Coronado businessman Courtland Gettel and Arizona lawyer Jeffrey Greenberg pleaded guilty this week to pulling off a real estate scam that took in $30 million.
They took out big loans against expensive homes in La Jolla and Del Mar, then pretended the loans had been paid off so they could get more money from new lenders who were led to believe through forged documents that the homes were debt-free.
Gettel and Greenberg forged real estate lien releases and recorded phony records at the San Diego County Recorder's office, muddying up the chain of title for the homes. Then they defaulted on their obligations to repay the loans, causing millions of dollars of losses from unpaid loans. Greenberg pleaded guilty to running a similar scam in Tucson.
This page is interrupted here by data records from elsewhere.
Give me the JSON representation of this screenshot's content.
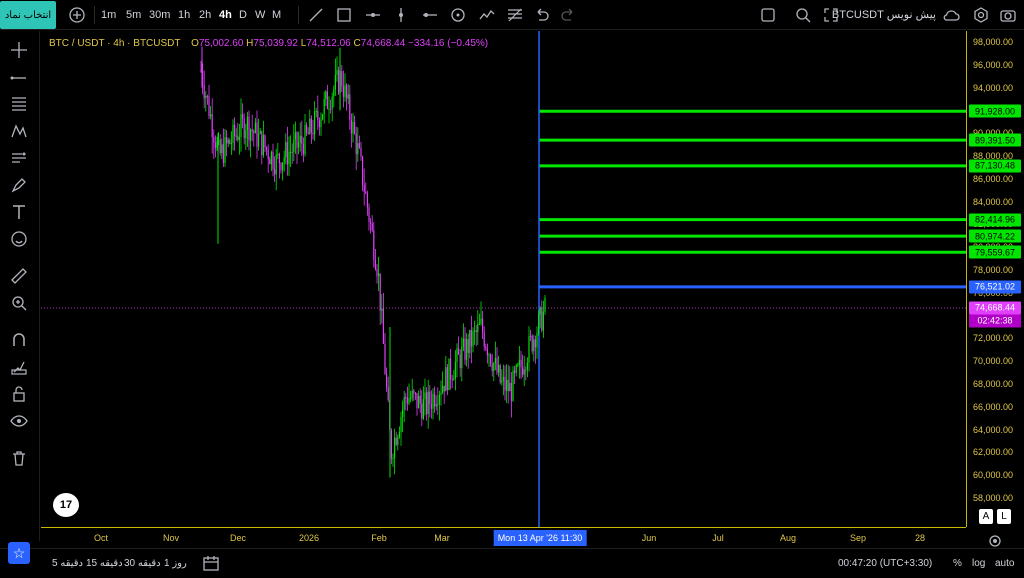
{
  "toolbar": {
    "symbol_button": "انتخاب نماد",
    "intervals": [
      "1m",
      "5m",
      "30m",
      "1h",
      "2h",
      "4h",
      "D",
      "W",
      "M"
    ],
    "active_interval": "4h",
    "title": "BTCUSDT پیش نویس"
  },
  "legend": {
    "symbol": "BTC / USDT · 4h · BTCUSDT",
    "open_label": "O",
    "open": "75,002.60",
    "high_label": "H",
    "high": "75,039.92",
    "low_label": "L",
    "low": "74,512.06",
    "close_label": "C",
    "close": "74,668.44",
    "change": "−334.16 (−0.45%)"
  },
  "price_axis": {
    "ticks": [
      "98,000.00",
      "96,000.00",
      "94,000.00",
      "92,000.00",
      "90,000.00",
      "88,000.00",
      "86,000.00",
      "84,000.00",
      "82,000.00",
      "80,000.00",
      "78,000.00",
      "76,000.00",
      "74,000.00",
      "72,000.00",
      "70,000.00",
      "68,000.00",
      "66,000.00",
      "64,000.00",
      "62,000.00",
      "60,000.00",
      "58,000.00"
    ],
    "level_labels": [
      "91,928.00",
      "89,391.50",
      "87,130.48",
      "82,414.96",
      "80,974.22",
      "79,559.67"
    ],
    "blue_label": "76,521.02",
    "current_price": "74,668.44",
    "countdown": "02:42:38",
    "btn_a": "A",
    "btn_l": "L"
  },
  "time_axis": {
    "ticks": [
      "Oct",
      "Nov",
      "Dec",
      "2026",
      "Feb",
      "Mar",
      "Jun",
      "Jul",
      "Aug",
      "Sep",
      "28"
    ],
    "crosshair_date": "Mon 13 Apr '26",
    "crosshair_time": "11:30"
  },
  "bottombar": {
    "ranges": [
      "5 دقیقه",
      "15 دقیقه",
      "30 دقیقه",
      "1 روز"
    ],
    "clock": "00:47:20 (UTC+3:30)",
    "percent": "%",
    "log": "log",
    "auto": "auto"
  },
  "chart_data": {
    "type": "candlestick",
    "symbol": "BTCUSDT",
    "interval": "4h",
    "ylim": [
      57000,
      99000
    ],
    "horizontal_levels": [
      91928.0,
      89391.5,
      87130.48,
      82414.96,
      80974.22,
      79559.67
    ],
    "blue_level": 76521.02,
    "current_price": 74668.44,
    "price_path": [
      {
        "t": "Nov",
        "price": 95500
      },
      {
        "t": "Nov-mid",
        "price": 88000
      },
      {
        "t": "Dec",
        "price": 91000
      },
      {
        "t": "Dec-mid",
        "price": 87500
      },
      {
        "t": "2026",
        "price": 89500
      },
      {
        "t": "Jan-mid",
        "price": 95000
      },
      {
        "t": "Jan-end",
        "price": 88000
      },
      {
        "t": "Feb",
        "price": 78000
      },
      {
        "t": "Feb-low",
        "price": 62000
      },
      {
        "t": "Feb-end",
        "price": 67000
      },
      {
        "t": "Mar",
        "price": 66000
      },
      {
        "t": "Mar-mid",
        "price": 73000
      },
      {
        "t": "Mar-end",
        "price": 68000
      },
      {
        "t": "Apr",
        "price": 67500
      },
      {
        "t": "Apr-13",
        "price": 74668
      }
    ],
    "colors": {
      "up": "#00e600",
      "down": "#e040fb",
      "levels": "#00e600",
      "blue": "#2962ff",
      "crosshair": "#2962ff"
    }
  }
}
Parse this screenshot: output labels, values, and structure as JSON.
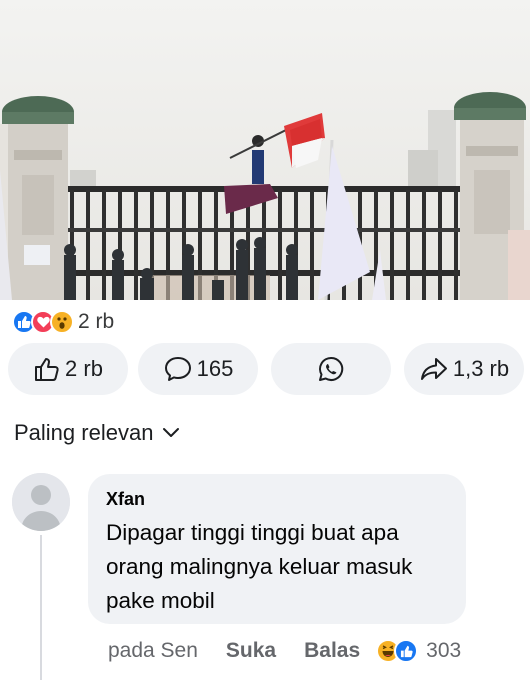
{
  "post": {
    "image_name": "protest-at-parliament-gate-photo",
    "reactions": {
      "icons": [
        "like-icon",
        "love-icon",
        "wow-icon"
      ],
      "count": "2 rb"
    }
  },
  "actions": {
    "like_count": "2 rb",
    "comment_count": "165",
    "share_count": "1,3 rb"
  },
  "comments_sort": {
    "label": "Paling relevan"
  },
  "comment": {
    "author": "Xfan",
    "text_lines": [
      "Dipagar tinggi tinggi buat apa",
      "orang malingnya keluar masuk",
      "pake mobil"
    ],
    "time": "pada Sen",
    "like_label": "Suka",
    "reply_label": "Balas",
    "reaction_icons": [
      "haha-icon",
      "like-icon"
    ],
    "reaction_count": "303"
  },
  "colors": {
    "like_blue": "#1877f2",
    "love_red": "#f33e58",
    "wow_yellow": "#f7b125",
    "pill_bg": "#f0f2f5",
    "muted_text": "#65676b"
  }
}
Gettel admitted that he and a partner acquired high-end homes in La Jolla and Del Mar, telling lenders they intended to use them as rental properties. Actually, they and their families lived in the homes.
Gettel's LinkedIn profile, meanwhile, declares that he's CEO of "Variant/Conix" and has "Managed the acquisition and sales of over a billion worth of distressed properties..."
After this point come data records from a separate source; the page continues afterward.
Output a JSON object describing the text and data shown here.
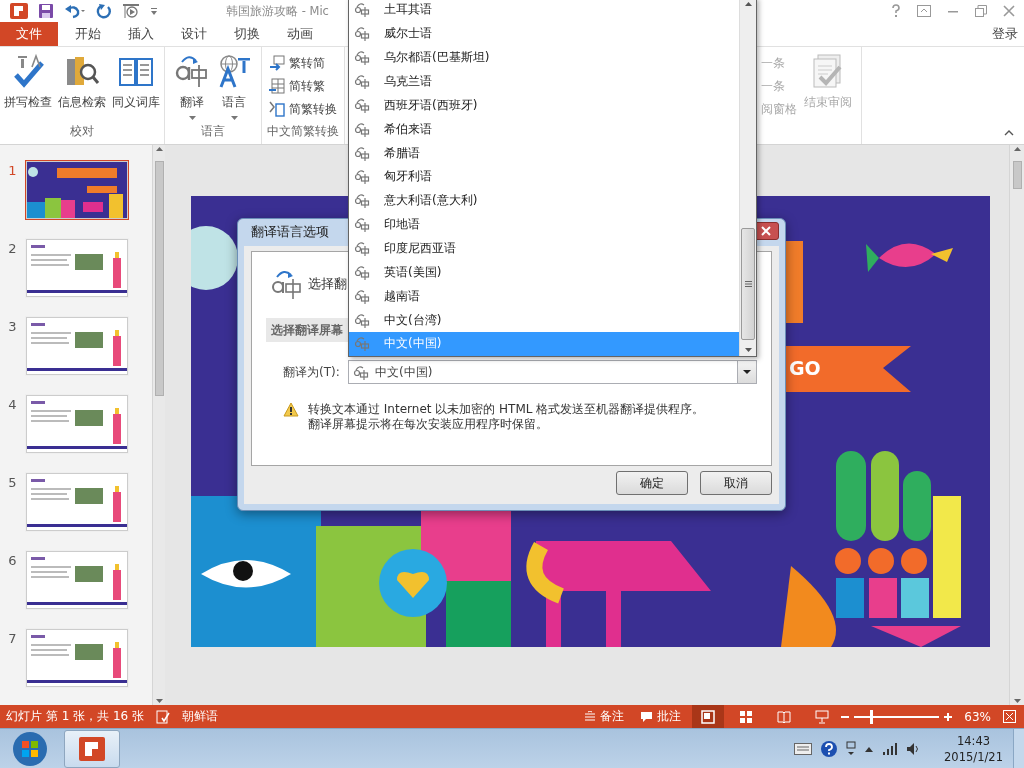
{
  "title_bar": {
    "title": "韩国旅游攻略 - Mic"
  },
  "tabs": [
    {
      "label": "文件",
      "kind": "file"
    },
    {
      "label": "开始",
      "kind": "tab"
    },
    {
      "label": "插入",
      "kind": "tab"
    },
    {
      "label": "设计",
      "kind": "tab"
    },
    {
      "label": "切换",
      "kind": "tab"
    },
    {
      "label": "动画",
      "kind": "tab"
    }
  ],
  "account": {
    "label": "登录"
  },
  "ribbon_groups": [
    {
      "label": "校对",
      "commands": [
        {
          "label": "拼写检查",
          "kind": "large",
          "disabled": false
        },
        {
          "label": "信息检索",
          "kind": "large",
          "disabled": false
        },
        {
          "label": "同义词库",
          "kind": "large",
          "disabled": false
        }
      ]
    },
    {
      "label": "语言",
      "commands": [
        {
          "label": "翻译",
          "kind": "menu",
          "disabled": false
        },
        {
          "label": "语言",
          "kind": "menu",
          "disabled": false
        }
      ]
    },
    {
      "label": "中文简繁转换",
      "commands": [
        {
          "label": "繁转简",
          "kind": "small",
          "disabled": false
        },
        {
          "label": "简转繁",
          "kind": "small",
          "disabled": false
        },
        {
          "label": "简繁转换",
          "kind": "small",
          "disabled": false
        }
      ]
    },
    {
      "commands": [
        {
          "label": "一条",
          "kind": "small",
          "disabled": true
        },
        {
          "label": "一条",
          "kind": "small",
          "disabled": true
        },
        {
          "label": "阅窗格",
          "kind": "small",
          "disabled": true
        },
        {
          "label": "结束审阅",
          "kind": "large",
          "disabled": true
        }
      ]
    }
  ],
  "thumbnails": [
    {
      "number": "1",
      "kind": "title",
      "selected": true
    },
    {
      "number": "2",
      "kind": "content",
      "selected": false
    },
    {
      "number": "3",
      "kind": "content",
      "selected": false
    },
    {
      "number": "4",
      "kind": "content",
      "selected": false
    },
    {
      "number": "5",
      "kind": "content",
      "selected": false
    },
    {
      "number": "6",
      "kind": "content",
      "selected": false
    },
    {
      "number": "7",
      "kind": "content",
      "selected": false
    }
  ],
  "slide": {
    "banner_text": "GO"
  },
  "dialog": {
    "title": "翻译语言选项",
    "heading": "选择翻",
    "section": "选择翻译屏幕",
    "field_label": "翻译为(T):",
    "field_value": "中文(中国)",
    "warning": [
      "转换文本通过 Internet 以未加密的 HTML 格式发送至机器翻译提供程序。",
      "翻译屏幕提示将在每次安装应用程序时保留。"
    ],
    "buttons": [
      "确定",
      "取消"
    ]
  },
  "language_list": {
    "items": [
      {
        "label": "土耳其语",
        "selected": false
      },
      {
        "label": "威尔士语",
        "selected": false
      },
      {
        "label": "乌尔都语(巴基斯坦)",
        "selected": false
      },
      {
        "label": "乌克兰语",
        "selected": false
      },
      {
        "label": "西班牙语(西班牙)",
        "selected": false
      },
      {
        "label": "希伯来语",
        "selected": false
      },
      {
        "label": "希腊语",
        "selected": false
      },
      {
        "label": "匈牙利语",
        "selected": false
      },
      {
        "label": "意大利语(意大利)",
        "selected": false
      },
      {
        "label": "印地语",
        "selected": false
      },
      {
        "label": "印度尼西亚语",
        "selected": false
      },
      {
        "label": "英语(美国)",
        "selected": false
      },
      {
        "label": "越南语",
        "selected": false
      },
      {
        "label": "中文(台湾)",
        "selected": false
      },
      {
        "label": "中文(中国)",
        "selected": true
      }
    ]
  },
  "status_bar": {
    "slide_info": "幻灯片 第 1 张，共 16 张",
    "language": "朝鲜语",
    "notes": "备注",
    "comments": "批注",
    "views": [
      {
        "selected": true
      },
      {
        "selected": false
      },
      {
        "selected": false
      },
      {
        "selected": false
      }
    ],
    "zoom": {
      "level": 0.2
    },
    "zoom_percent": "63%"
  },
  "taskbar": {
    "time": "14:43",
    "date": "2015/1/21"
  }
}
In a telephone interview with Reader reporter Matt Potter two years ago, Gettel hung up after being asked why he had contributed to an election fund for attorney Robert Brewer, then running a campaign to unseat district attorney Bonnie Dumanis.
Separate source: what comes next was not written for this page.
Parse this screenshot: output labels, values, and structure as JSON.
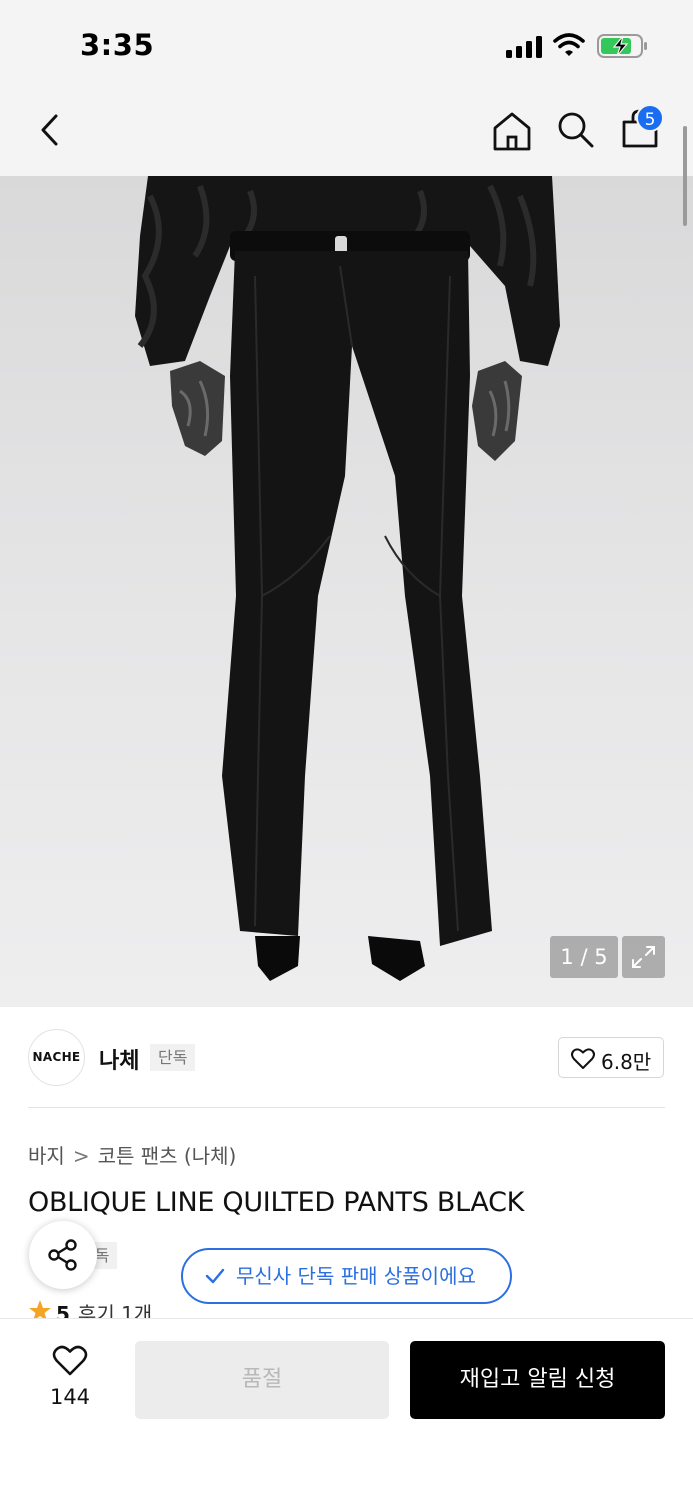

"Why are you asking these questions?" Gettel asked Potter. "We give anonymously."
Potter then told him state disclosure laws didn't allow anonymous political giving. Gettel responded, "Way too many questions, buddy. I wish you the best," and ended the call.